Plant of the Week: Meadowsweet (Spirea alb)

Meadowsweet looks similar to its close relative steeple bush, which is often found in Wisconsin wetlands.  Other spirea species can be found in garden centers.

More on White Meadowsweet

Meadowsweet (Spirea alba)

Thursday, July 21, 2011

Plant of the Week: Spatterdock (Nuphar advena)

Spatterdock (Nuphar avenda)
West Bay Cane Beds -Lake Poygan
In bloom right now is one of the two species of water-lily that are present in the Winnebago Pool.  Spatterdock, sometimes referred to yellow water-lily (which is actually a different species), can be differentiated between our other species-- white water-lily-- by its heart-shaped leaves.  White water-lily leaves are more circular.  All water-lily leaves have a cleft.   Water lilies are some of those pretty “weeds” that most people don’t mind.  The other reason people tolerate and even love water lilies is because they often hold largemouth bass and northern pike.  Lily pads are home to many species of insects, and later in the summer you can see holes were they have been feeding. Water-lilies are sometimes confused with American lotus which often emerges out of the water on its stalk, and its leaves have no cleft.  Water-lilies are not related to true lilies.

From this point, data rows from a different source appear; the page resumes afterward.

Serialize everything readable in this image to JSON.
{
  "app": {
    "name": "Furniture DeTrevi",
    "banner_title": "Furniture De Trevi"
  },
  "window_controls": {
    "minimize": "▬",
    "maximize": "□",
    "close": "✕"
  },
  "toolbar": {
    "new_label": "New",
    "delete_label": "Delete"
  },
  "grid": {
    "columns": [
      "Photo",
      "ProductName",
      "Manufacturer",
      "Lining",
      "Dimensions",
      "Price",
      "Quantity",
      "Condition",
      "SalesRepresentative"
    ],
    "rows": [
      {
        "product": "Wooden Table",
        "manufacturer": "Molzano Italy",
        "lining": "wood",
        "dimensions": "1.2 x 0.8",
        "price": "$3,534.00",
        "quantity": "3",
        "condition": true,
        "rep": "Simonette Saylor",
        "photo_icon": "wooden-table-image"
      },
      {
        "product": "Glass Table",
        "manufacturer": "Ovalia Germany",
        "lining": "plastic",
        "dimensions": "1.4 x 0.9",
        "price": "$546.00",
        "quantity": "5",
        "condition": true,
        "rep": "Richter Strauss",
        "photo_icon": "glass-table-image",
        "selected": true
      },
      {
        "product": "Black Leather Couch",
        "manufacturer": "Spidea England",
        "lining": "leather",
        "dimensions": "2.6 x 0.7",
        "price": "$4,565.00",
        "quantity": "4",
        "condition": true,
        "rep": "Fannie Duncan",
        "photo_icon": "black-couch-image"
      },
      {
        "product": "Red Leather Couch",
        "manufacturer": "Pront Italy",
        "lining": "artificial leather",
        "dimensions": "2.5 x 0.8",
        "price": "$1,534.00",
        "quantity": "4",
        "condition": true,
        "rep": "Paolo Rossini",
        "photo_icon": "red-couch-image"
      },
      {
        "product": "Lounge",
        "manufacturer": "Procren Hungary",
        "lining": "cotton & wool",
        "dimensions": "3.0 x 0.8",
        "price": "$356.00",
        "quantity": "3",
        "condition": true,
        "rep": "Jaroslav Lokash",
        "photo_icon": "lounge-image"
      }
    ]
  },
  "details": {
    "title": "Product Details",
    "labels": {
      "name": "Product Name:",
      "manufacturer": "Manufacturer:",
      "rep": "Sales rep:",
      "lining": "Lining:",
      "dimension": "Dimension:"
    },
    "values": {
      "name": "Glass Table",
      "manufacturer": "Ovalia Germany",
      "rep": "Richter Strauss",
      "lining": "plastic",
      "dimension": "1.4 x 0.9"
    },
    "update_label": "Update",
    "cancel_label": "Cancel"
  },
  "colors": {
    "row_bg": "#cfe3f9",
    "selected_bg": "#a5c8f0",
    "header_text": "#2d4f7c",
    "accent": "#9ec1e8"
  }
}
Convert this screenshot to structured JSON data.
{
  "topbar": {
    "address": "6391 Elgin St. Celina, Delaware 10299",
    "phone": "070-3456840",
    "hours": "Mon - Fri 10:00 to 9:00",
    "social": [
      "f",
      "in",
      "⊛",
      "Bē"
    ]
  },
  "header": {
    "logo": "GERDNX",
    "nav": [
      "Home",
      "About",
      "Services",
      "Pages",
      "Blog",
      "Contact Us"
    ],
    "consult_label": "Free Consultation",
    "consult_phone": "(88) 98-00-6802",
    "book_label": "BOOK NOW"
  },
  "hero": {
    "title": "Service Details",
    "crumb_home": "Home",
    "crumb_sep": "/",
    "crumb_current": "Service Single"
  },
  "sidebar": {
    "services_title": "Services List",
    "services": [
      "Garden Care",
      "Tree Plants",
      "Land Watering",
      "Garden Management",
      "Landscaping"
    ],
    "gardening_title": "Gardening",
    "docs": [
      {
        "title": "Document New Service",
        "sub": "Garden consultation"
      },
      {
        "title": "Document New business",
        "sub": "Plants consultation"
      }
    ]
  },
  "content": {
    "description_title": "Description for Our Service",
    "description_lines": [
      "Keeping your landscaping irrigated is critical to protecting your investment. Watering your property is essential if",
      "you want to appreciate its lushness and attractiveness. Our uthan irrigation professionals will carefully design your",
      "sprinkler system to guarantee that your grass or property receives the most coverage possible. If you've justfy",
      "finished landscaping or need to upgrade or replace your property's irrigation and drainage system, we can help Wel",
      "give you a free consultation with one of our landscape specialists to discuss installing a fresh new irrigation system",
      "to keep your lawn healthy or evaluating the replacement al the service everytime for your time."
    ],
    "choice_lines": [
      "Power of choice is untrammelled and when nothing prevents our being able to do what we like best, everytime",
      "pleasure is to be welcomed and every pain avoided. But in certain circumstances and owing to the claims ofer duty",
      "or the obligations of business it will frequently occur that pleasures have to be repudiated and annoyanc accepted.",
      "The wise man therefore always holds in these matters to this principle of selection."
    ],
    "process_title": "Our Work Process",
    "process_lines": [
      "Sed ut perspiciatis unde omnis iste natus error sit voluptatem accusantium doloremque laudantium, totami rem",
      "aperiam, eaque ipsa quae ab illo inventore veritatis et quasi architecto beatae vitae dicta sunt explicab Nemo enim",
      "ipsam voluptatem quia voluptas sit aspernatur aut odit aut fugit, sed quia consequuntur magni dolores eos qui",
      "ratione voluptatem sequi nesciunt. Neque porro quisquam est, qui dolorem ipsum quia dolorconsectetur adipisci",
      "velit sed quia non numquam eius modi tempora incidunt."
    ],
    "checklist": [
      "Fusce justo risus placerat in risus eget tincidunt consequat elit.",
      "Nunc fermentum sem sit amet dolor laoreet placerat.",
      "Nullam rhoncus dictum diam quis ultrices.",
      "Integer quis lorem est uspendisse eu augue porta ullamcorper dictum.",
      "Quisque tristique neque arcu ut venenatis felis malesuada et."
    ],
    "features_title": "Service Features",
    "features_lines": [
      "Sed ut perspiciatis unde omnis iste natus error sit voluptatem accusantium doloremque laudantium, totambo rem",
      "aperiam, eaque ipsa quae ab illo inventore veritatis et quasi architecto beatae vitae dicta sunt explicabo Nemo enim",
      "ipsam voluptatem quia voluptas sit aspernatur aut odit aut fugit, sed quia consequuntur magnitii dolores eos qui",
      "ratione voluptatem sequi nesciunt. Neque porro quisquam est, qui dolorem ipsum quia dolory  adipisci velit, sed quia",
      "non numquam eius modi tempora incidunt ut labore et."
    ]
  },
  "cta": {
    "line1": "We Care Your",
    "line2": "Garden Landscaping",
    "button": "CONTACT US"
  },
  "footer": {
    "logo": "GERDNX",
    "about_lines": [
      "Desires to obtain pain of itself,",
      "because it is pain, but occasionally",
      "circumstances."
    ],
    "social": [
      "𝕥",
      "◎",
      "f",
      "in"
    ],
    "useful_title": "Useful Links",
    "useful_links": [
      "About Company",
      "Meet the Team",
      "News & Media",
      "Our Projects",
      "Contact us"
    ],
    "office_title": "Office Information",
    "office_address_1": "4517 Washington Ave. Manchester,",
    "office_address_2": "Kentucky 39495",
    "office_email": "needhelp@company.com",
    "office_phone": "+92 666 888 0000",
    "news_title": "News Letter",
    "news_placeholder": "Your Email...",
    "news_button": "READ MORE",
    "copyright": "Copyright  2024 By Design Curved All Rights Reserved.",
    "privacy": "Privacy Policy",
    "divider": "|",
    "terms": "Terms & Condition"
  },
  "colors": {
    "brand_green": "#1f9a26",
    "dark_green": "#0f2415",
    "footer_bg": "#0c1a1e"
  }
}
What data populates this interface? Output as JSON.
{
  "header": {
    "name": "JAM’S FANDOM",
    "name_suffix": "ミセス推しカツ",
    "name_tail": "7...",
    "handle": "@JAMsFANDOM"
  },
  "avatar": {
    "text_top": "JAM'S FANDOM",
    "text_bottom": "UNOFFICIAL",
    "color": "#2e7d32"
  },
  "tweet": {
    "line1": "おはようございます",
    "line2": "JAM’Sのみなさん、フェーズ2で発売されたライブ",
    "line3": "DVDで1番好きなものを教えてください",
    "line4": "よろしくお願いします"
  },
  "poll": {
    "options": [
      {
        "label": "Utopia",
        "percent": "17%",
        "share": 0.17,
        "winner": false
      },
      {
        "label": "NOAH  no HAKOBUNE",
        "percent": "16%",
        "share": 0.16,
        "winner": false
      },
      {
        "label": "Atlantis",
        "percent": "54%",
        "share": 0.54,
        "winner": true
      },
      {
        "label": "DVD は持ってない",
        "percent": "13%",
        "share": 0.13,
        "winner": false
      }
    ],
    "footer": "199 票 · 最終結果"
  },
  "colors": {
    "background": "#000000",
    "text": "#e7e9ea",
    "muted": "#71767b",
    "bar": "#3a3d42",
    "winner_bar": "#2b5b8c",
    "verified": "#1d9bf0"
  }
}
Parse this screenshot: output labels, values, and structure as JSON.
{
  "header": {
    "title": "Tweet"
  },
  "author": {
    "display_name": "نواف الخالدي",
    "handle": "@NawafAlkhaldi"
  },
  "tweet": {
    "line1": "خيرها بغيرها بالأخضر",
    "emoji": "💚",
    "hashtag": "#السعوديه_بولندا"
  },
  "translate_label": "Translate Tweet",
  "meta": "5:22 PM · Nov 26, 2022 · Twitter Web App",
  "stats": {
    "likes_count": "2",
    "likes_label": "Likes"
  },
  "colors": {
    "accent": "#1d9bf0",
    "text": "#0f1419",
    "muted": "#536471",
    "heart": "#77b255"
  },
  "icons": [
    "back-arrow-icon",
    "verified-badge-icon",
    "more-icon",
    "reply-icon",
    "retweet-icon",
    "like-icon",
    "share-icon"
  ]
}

More information on Spatterdock

Saturday, July 2, 2011

Plant of the Week: Blue Flag Iris (Iris versicolor)

Blue Flag (Iris versicolor)

Blue flag is one of the most attractive wetland plants in our area.  The beauty of this plant seems understated in comparison to cultivars of the European Iris germanica.  I much prefer our native blue flag to the gaudy cultivars.  Blue flag is toxic to humans, but made its way into Native American and pioneer medicine. 

For those looking to grow these flowers and lucky enough to live on the lake, blue flag will grow well along the shore.  For those of us who are not, blue flag will do well in garden ponds.  Currently, I’m working on establishing a rain garden and will plant the blue flag that has been growing in my yard for six years but was in too dry of a location to bloom. 

More on Northern Blue Flag

Blue Flag clones, Poygan State Wildlife Area

New Blog: Lake Puckaway

I work for the Lake Puckaway Protection and Rehabilitation District.  Lake Puckaway is a natural widening of the Fox River upstream of the Winnebago System.  Lake Puckaway shares a similar history and faces similar problems as the Upper Pool Lakes.  I promote education, conservation of the lake, and I report on progress made towards completion of their lake protection grant.  To complete some of those tasks I have created the Lake Puckaway blog.  Those interested in Lake Puckaway and conservation of the Upper Pool Lakes should check it out.